His biggest stage success, by far, was “Same Time, Next Year,” which opened on Broadway in 1975 and ran nearly 3½ years. He and Burstyn were two people who — though each happily married — meet in the same hotel once a year for an extramarital fling. Beyond the humor, the play won praise for deftly tracing the changes in their lives, and in society, from the 1950s to the ’70s. Critic Clive Barnes called Grodin’s character “a monument to male insecurity, gorgeously inept.”
After 1994’s “My Summer Story,” Grodin largely abandoned acting. From 1995 to 1998, he hosted a talk show on CNBC cable network. He moved to MSNBC and then to CBS’ “60 Minutes II.”
In his 2002 book, “I Like It Better When You’re Funny,” he said too many TV programmers’ believe that viewers are best served “if we hear only from lifelong journalists.” He argued that “people outside of Washington and in professions other than journalism” also deserved a soapbox.
He returned to the big screen in 2006 as Zach Braff’s know-it-all father-in-law in “The Ex.” More recent credits include the films “An Imperfect Murder” and “The Comedian” and the TV series “Louie.”
Grodin was born Charles Grodinsky in Pittsburgh in 1935, son of a wholesale dry goods seller who died when Charles was 18. He played basketball and later described himself as “a rough kid, always getting kicked out of class.”
He studied at the University of Miami and the Pittsburgh Playhouse, worked in summer theater and then struggled in New York, working nights as a cab driver, postal clerk and watchman while studying acting during the day.
In 1962 Grodin made his Broadway debut and received good notices in “Tchin Tchin,” a three-character play starring Anthony Quinn.
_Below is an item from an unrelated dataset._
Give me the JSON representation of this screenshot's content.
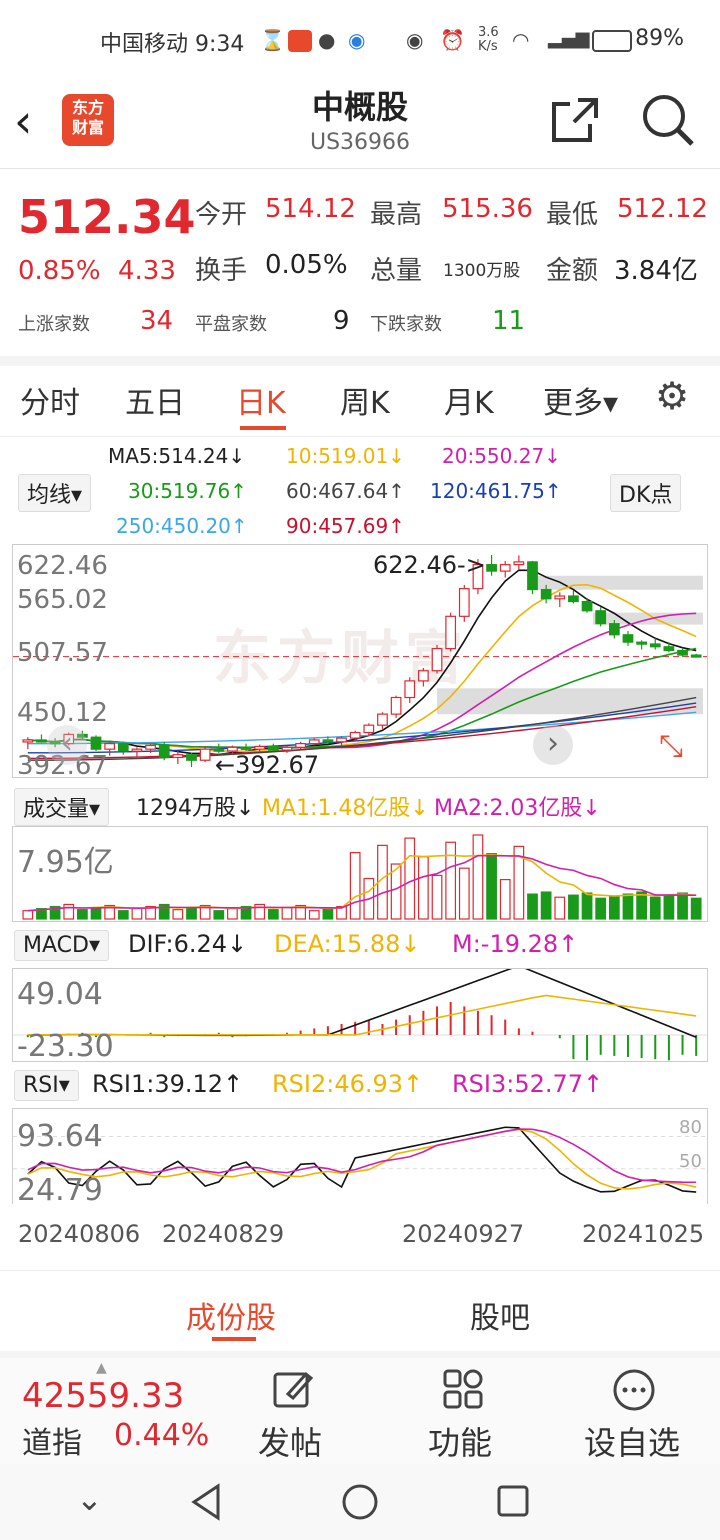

He followed with “Absence of a Cello” in 1964.
He co-wrote and directed a short-lived 1966 off-Broadway show called “Hooray! It’s a Glorious Day … and all that.” That same year, he made his movie debut in a low-budget flop called “Sex and the College Girl.”
In 1969, Grodin demonstrated his early interest in politics by helping write and direct “Songs of America,” a TV special starring Simon and Garfunkel that incorporated civil rights and antiwar messages. But the original sponsor pulled out and Simon later called the little-noticed effort “a tragedy.”
Simon returned with a special in 1977 that spoofed show business and featured Grodin as the show’s bumbling producer. Grodin and his co-writers won Emmys.
Grodin and his first wife, Julia Ferguson, had a daughter, comedian Marion Grodin. The marriage ended in divorce. He and his second wife, Elissa Durwood, had a son, Nicholas.
Contributing: Bob Thomas